The MACD indicator is a popular technical indicator used to produce or confirm buy and sell signals in the stock market. It's a great confirming indicator for online options trading.
Because stock options are so volatile, you need a technical indicator that's stable and prevents you from getting in and out of trades prematurely. This is where the MACD comes in handy.
I primarily use the MACD indicator as a confirmation tool. I evaluate the MACD before I enter a trade and once the trade has already been established, I look to see if the MACD is signaling me that the trend is changing.
The term MACD stands for Moving Average Convergence Divergence and is usually pronounced like so: "Mack-D."
The MACD indicator is the first of two lagging technical indicators I'm introducing you to. You've come a long way since Module 1 Lesson 1: explain option trading and you're almost to the end.

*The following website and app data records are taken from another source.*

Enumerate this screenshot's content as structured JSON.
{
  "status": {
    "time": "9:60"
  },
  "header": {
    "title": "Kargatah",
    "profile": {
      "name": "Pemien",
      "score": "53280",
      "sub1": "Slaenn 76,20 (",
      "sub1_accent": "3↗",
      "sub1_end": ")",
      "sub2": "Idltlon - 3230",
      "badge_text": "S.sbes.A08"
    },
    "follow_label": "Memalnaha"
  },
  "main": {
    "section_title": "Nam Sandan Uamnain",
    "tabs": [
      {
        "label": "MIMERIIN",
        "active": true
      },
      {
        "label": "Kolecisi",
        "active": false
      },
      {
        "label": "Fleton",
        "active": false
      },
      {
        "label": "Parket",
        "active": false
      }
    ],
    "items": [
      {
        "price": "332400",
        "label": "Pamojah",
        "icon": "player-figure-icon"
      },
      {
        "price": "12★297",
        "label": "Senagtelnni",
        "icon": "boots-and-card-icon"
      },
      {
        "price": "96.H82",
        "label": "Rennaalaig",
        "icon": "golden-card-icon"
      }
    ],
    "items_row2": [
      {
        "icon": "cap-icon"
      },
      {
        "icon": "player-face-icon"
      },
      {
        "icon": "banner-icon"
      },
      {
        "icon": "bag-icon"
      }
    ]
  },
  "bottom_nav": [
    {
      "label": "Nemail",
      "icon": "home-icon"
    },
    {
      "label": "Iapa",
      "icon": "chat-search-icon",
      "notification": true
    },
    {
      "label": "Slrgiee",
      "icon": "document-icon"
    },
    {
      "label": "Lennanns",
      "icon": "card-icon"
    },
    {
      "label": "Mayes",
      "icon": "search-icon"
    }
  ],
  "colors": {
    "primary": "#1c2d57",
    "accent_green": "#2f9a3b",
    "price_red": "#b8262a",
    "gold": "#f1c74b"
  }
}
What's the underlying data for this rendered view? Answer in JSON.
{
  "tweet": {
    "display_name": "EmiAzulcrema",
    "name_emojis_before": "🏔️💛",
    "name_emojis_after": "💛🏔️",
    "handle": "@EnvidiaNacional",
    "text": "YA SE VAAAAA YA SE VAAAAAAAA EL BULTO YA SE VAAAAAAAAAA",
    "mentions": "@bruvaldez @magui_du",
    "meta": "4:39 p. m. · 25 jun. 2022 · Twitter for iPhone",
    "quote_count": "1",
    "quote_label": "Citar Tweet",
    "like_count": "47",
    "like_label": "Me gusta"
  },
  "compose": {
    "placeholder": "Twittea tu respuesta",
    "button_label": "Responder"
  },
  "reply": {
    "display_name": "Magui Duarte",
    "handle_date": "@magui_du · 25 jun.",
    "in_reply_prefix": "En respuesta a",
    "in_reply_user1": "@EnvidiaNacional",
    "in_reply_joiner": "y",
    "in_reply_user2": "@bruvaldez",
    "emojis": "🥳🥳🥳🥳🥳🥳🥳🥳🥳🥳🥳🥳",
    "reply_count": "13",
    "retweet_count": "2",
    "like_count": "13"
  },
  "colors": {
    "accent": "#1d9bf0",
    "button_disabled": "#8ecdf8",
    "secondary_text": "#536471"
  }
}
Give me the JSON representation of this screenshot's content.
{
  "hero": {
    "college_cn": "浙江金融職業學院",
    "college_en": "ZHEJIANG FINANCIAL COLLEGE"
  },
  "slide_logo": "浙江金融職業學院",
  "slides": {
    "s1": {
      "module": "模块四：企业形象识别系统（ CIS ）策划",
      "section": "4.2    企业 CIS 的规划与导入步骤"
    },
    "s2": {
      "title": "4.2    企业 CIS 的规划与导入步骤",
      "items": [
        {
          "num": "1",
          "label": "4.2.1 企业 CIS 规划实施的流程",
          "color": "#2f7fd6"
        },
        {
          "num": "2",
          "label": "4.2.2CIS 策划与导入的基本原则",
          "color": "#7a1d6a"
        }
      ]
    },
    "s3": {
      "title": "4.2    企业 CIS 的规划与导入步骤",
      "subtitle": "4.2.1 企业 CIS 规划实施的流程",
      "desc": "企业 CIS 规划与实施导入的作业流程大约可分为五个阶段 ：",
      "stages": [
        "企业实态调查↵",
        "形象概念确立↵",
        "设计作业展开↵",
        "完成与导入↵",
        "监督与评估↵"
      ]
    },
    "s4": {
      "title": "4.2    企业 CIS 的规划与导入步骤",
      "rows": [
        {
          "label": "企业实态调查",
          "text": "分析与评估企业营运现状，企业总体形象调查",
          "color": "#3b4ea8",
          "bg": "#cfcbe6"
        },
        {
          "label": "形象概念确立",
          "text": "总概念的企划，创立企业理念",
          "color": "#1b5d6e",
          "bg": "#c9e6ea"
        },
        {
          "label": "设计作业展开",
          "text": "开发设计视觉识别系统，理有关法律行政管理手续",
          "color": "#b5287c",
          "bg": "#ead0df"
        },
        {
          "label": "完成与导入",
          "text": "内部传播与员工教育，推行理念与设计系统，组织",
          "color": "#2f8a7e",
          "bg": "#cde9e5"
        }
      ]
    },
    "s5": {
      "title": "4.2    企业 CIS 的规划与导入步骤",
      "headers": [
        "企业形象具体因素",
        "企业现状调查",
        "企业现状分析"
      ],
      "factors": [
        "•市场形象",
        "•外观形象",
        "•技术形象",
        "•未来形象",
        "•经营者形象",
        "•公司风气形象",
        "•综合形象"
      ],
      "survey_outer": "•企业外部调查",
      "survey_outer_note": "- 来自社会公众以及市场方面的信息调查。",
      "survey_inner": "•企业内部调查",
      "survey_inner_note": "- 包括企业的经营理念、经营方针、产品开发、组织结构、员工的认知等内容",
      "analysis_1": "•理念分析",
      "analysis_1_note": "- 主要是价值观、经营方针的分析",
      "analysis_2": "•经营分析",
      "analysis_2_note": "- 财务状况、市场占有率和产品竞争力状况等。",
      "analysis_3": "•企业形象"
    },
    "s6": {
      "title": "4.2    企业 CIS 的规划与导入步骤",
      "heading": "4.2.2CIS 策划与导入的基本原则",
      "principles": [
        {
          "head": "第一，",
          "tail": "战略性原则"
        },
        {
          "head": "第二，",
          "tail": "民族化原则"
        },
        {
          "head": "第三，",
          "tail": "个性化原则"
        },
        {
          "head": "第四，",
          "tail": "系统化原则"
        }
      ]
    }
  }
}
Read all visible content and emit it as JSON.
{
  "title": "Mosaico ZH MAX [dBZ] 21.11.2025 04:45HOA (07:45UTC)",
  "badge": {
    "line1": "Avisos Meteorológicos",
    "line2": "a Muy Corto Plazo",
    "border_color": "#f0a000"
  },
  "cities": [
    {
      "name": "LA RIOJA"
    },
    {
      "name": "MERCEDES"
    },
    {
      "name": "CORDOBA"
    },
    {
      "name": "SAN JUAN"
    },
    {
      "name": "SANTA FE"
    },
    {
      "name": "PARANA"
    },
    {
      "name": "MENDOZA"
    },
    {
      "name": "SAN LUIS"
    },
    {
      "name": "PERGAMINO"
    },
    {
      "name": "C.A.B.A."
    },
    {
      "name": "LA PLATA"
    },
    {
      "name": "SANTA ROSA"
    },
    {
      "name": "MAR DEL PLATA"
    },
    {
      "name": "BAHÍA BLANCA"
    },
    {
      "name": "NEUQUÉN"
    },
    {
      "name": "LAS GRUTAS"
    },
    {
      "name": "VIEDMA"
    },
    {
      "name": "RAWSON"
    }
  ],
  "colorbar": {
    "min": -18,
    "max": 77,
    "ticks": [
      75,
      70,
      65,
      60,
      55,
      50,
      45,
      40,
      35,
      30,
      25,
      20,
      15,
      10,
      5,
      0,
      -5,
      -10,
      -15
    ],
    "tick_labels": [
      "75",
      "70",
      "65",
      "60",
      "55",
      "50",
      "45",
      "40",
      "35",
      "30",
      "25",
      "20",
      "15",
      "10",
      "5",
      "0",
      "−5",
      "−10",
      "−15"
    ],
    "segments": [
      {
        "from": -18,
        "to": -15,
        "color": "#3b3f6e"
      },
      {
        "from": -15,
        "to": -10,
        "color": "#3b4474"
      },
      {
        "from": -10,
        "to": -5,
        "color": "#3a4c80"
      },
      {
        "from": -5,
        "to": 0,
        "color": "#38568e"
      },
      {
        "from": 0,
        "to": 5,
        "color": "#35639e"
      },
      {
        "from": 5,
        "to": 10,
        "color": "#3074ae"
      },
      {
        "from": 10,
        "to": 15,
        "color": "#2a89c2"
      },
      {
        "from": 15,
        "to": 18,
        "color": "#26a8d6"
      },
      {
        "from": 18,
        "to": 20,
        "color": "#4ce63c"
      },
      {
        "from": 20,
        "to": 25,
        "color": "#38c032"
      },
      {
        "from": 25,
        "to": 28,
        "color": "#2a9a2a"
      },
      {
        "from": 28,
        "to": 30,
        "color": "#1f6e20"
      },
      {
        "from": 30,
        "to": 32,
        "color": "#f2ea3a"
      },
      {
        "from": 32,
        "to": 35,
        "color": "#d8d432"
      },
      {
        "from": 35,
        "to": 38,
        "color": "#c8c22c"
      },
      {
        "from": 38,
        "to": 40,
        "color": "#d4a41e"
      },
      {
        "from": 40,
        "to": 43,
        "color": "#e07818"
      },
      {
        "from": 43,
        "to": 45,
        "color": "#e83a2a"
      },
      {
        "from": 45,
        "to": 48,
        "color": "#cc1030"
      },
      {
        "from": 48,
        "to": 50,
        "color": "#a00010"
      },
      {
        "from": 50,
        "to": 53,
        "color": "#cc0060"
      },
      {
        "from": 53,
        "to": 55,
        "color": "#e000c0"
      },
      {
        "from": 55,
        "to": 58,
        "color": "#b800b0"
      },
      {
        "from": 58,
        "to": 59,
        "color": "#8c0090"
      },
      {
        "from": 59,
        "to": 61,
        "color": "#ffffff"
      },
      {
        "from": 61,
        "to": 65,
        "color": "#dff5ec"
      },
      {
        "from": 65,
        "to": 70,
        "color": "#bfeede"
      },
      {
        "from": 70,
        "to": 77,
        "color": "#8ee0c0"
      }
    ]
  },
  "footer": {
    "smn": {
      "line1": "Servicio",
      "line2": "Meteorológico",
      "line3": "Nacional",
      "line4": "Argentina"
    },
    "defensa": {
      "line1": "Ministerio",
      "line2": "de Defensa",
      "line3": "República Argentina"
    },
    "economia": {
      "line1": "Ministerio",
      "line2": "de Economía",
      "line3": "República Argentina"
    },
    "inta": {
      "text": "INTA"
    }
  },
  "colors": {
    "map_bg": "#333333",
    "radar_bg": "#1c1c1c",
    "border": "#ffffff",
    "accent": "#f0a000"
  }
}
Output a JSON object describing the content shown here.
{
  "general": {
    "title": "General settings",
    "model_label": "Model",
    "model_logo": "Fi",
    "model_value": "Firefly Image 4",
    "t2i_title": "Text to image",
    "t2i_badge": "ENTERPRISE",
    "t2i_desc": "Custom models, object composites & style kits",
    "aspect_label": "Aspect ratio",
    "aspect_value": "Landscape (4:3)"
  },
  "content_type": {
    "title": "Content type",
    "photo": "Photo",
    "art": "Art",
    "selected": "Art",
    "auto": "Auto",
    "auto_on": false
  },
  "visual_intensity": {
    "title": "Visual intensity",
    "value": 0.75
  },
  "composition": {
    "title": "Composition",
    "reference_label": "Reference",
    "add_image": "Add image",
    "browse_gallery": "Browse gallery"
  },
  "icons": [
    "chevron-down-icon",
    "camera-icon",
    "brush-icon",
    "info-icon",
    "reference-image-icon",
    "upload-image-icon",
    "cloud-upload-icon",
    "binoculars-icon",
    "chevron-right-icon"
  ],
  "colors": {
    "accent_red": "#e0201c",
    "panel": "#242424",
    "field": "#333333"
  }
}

In the next learning module you'll begin to see how everything ties together to result in a profitable online options trading business.
The MACD is a technical indicator that is made up of two exponential moving averages.
In the stock volume lesson, I introduced you to the concept of divergence (disagreement). It essentially means that object "A" is going in one direction and object "B" is going in the opposite direction.
The opposite of divergence is convergence. Convergence is when object "A" and object "B" are coming together.
You combine the two and you have the Moving Average Convergence Divergence (MACD). The two moving averages are either coming together or moving apart from one another.
The MACD is made up of two lines. One line shows the relationship between the difference (subtraction) of two moving averages of prices. The second line, called the signal line, is then plotted on top of the first MACD line.
As you learn more about the use of technical indicators with online options trading, you will find that there are many uses for them. I use the MACD as a confirmation tool.
If you recall in some of the earlier lessons I stressed the importance of waiting for some type of price confirmation before you enter a new trade. The MACD is one of the price confirmation tools that I use.
The confirming signal that I use for the MACD is when the signal line crosses either up or down through the MACD line.
If you note in the picture below the relative strength indicator produced a signal to enter a long trade (up direction) at "Point 1." However, the MACD was still trending down.
The MACD did not confirm that prices were going to continue to go higher.
At "Point 2" the relative strength indicator gave us another signal to go long and roughly 4-6 days later, the MACD signal line crossed up and through the MACD line.
This would be the price confirmation that I was looking for. And as you may notice, prices did indeed continue in the up direction.
The example illustrates why traders use technical indicators. Without the MACD and the relative strength indicator, it would be hard for some people to see this kind of price action clearly.
Don't forget the lesson I shared with you on support and resistance because even though the MACD gave you confirmation, you still would have had to pay attention or be on guard to the overhead resistance around $27.
I've barely scratched the surface on the many uses of the MACD indicator. To learn a bit more about the tool, please watch the short video below and then check out the tutorial on the MACD indicator over at StockCharts.com.
Module 5: Technical Indicators
Module Instructions: According to how the site is set up, you are now in Module 5: Lesson 5 (MACD Indicator). For the most effective learning experience, read through each lesson in this module one by one, in the exact same order as they are listed in the table of contents to the left.